Flotel Europa

  • September 20, 2015 / 15:00
  • September 26, 2015 / 14:00

Director: Vladimir Tomic
Denmark, Serbia, 2015, 70’, color

Bosnian with Turkish subtitles

In 1992 a wave of refugees from the war in Bosnia and Herzegovina reached Denmark. With existing refugee camps completely full, the Red Cross pulled a giant ship into the canals of Copenhagen. The ship, Flotel Europa, became a temporary home for a thousand people waiting for decisions on their asylum applications. Among them was a 12-year-old boy, Vladimir, who fled Sarajevo with his mother and older brother. They spent two years in limbo at Flotel Europa. Two decades later, director Vladimir Tomić takes us on a journey of growing up on this ship filled with echoes of the war — and other ordeals of an adolescent. This coming-of-age story is juxtaposed with personal VHS archive material shot by refugees who shared the “space-time vacuum” of the Flotel.

Halima’s Path

Halima’s Path

One Day in Sarajevo

One Day in Sarajevo

Flotel Europa

Flotel Europa

Belvedere

Belvedere

Self Reflection

Self Reflection

Trailer

Flotel Europa

Rineke Dijkstra Look At Me!

Rineke Dijkstra Look At Me!

“The portrait tells us that there is an inner and an outer dimension of the human condition; it provides—or should provide—information about both the physical and psychological character of an individual.” 

Girl in a Blue Dress

Girl in a Blue Dress

This life-size portrait of a girl is a fine example of the British art of portrait painting in the early 18th century. The child is shown posing on a terrace, which is enclosed at the right foreground by the plinth of a pillar; the background is mainly filled with trees and shrubs. 

Midnight Stories: Hotel of Retro Dreams

Midnight Stories: Hotel of Retro Dreams

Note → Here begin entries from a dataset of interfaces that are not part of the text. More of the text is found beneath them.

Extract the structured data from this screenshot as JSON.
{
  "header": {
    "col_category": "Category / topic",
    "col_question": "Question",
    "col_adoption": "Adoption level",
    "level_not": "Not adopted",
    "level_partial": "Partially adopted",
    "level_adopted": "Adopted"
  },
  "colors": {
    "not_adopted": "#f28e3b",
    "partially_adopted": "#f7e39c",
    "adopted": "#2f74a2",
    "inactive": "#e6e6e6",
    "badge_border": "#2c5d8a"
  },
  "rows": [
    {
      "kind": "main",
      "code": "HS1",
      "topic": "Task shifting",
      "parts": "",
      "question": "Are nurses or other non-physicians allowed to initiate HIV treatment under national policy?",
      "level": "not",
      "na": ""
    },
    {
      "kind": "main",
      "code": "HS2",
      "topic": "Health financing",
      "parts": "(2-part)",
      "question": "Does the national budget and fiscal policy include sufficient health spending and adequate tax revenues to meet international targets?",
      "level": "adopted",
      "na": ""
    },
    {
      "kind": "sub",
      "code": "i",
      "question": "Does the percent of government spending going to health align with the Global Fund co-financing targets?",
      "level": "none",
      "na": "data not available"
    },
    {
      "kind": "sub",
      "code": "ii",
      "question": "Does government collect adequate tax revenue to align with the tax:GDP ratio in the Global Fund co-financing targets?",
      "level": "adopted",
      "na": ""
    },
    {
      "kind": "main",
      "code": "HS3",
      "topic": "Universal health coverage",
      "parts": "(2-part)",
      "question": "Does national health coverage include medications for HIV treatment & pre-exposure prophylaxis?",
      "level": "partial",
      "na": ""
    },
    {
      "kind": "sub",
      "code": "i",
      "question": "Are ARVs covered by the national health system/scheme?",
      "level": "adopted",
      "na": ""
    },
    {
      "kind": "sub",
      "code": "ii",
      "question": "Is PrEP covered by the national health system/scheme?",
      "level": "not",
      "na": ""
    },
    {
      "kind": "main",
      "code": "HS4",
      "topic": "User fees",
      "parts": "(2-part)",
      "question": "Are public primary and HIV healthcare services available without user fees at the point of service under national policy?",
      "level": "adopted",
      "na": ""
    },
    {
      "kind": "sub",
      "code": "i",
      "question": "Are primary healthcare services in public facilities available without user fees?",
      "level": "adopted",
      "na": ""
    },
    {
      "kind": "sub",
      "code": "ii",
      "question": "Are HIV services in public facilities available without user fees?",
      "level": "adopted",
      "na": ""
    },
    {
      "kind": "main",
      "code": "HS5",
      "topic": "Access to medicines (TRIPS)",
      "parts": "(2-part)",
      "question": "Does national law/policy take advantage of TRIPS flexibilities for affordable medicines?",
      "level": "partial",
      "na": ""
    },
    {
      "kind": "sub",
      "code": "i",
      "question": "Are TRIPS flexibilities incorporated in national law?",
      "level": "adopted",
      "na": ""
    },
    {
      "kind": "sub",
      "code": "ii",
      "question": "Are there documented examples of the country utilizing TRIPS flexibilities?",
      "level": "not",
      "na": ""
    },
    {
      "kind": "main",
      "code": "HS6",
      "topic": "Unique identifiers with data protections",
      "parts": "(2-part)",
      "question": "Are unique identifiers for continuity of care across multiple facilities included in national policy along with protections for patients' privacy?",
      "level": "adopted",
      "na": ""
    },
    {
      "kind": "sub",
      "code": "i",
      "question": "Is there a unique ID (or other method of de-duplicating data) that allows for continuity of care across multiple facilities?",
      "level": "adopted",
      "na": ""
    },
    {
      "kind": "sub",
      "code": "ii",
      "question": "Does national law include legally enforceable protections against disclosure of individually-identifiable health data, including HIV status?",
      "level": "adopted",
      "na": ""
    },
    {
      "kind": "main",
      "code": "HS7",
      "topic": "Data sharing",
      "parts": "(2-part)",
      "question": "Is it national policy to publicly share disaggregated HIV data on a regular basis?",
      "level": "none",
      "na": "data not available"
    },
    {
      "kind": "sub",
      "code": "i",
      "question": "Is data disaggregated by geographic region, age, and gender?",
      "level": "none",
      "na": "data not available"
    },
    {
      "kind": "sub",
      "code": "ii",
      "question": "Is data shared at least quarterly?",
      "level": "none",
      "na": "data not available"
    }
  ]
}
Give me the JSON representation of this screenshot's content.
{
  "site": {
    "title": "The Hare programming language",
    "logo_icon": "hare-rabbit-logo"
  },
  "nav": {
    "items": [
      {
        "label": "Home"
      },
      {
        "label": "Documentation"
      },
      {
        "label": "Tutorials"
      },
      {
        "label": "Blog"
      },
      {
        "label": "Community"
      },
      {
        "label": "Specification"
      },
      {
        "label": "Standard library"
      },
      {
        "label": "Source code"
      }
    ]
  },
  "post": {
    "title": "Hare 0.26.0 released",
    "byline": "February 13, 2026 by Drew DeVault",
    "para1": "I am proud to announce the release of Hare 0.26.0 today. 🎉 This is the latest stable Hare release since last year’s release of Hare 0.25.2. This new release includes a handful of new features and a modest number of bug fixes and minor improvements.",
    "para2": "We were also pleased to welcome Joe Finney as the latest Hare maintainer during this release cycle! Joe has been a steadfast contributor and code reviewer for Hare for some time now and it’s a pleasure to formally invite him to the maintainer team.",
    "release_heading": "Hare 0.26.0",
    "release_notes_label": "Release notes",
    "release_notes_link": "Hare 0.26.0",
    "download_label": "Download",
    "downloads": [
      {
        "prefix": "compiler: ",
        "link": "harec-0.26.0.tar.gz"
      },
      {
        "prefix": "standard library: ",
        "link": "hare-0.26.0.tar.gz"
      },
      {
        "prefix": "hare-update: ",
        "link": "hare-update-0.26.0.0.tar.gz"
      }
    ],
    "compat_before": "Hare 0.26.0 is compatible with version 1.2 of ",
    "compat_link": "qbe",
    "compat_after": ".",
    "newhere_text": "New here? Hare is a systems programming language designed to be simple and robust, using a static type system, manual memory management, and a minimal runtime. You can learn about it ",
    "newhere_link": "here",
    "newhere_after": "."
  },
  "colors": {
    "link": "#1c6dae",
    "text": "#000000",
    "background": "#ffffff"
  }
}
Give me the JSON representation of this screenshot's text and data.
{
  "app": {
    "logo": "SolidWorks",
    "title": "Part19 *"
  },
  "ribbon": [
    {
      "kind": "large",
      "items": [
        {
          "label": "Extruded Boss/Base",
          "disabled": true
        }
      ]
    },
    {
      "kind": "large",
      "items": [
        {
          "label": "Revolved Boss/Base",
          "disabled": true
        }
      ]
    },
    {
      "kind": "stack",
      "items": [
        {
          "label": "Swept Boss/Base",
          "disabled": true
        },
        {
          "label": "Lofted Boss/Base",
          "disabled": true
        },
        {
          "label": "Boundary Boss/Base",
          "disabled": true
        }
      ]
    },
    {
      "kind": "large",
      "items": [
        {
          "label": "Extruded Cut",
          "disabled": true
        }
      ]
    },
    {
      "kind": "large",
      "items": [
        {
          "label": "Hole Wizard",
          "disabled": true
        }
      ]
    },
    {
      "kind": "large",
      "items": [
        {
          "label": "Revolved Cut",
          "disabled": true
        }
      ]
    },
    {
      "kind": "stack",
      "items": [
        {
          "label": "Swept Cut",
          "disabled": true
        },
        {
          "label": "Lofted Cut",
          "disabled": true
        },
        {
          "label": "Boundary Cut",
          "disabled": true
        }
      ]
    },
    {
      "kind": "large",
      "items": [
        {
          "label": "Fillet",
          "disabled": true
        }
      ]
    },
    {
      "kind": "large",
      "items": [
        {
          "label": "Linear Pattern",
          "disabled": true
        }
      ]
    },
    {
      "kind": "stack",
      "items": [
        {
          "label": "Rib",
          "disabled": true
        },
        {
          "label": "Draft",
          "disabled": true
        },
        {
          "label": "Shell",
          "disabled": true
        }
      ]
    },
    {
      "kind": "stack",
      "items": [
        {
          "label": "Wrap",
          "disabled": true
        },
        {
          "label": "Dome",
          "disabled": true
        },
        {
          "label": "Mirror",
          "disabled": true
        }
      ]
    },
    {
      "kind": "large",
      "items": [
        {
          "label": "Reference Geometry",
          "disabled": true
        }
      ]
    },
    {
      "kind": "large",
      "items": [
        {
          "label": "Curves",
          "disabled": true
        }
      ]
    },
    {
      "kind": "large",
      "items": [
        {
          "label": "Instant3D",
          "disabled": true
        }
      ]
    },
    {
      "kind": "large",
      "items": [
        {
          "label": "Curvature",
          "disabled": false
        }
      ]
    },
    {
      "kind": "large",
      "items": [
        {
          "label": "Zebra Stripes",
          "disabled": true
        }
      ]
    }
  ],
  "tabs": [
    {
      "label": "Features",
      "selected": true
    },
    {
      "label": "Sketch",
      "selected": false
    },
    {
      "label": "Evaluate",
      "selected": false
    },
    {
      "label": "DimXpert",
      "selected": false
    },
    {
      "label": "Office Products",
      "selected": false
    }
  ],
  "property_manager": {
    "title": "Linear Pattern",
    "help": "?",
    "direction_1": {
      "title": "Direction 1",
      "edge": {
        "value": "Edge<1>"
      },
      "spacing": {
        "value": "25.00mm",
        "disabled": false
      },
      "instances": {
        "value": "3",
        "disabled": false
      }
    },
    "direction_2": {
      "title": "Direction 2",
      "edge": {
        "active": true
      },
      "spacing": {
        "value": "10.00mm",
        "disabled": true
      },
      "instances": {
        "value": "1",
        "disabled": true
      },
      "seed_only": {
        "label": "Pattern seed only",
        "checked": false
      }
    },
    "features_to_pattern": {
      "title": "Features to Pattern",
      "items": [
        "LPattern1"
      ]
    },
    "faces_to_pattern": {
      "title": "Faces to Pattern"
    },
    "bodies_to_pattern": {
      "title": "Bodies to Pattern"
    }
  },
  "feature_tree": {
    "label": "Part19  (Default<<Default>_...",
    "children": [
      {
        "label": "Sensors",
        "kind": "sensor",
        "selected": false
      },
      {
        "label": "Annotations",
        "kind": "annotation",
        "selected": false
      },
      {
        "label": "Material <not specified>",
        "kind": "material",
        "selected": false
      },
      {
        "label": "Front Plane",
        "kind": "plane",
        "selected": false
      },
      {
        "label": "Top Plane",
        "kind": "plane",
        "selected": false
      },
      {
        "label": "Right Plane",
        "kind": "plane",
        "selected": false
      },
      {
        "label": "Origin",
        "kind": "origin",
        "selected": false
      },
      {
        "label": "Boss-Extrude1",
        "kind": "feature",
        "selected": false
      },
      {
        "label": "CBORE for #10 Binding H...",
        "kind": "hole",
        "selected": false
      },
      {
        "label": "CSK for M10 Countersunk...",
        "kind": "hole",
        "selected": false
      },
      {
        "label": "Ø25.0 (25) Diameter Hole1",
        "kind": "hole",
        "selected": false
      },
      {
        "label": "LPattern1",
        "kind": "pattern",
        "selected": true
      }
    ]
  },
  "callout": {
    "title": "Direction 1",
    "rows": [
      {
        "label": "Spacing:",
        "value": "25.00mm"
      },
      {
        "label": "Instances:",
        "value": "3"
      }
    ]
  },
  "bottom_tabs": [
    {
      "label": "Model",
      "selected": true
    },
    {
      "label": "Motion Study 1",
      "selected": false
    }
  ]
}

Pera Museum Blog is launching a new series of “Techno- Dystopia” stories in collaboration with Turkey’s Fantasy and Science Fiction Arts Association (FABISAD). The Association’s member writers are presenting newly commissioned short stories inspired by the artworks of Katherine Behar as part of the Museum’s Data’s Entry exhibition.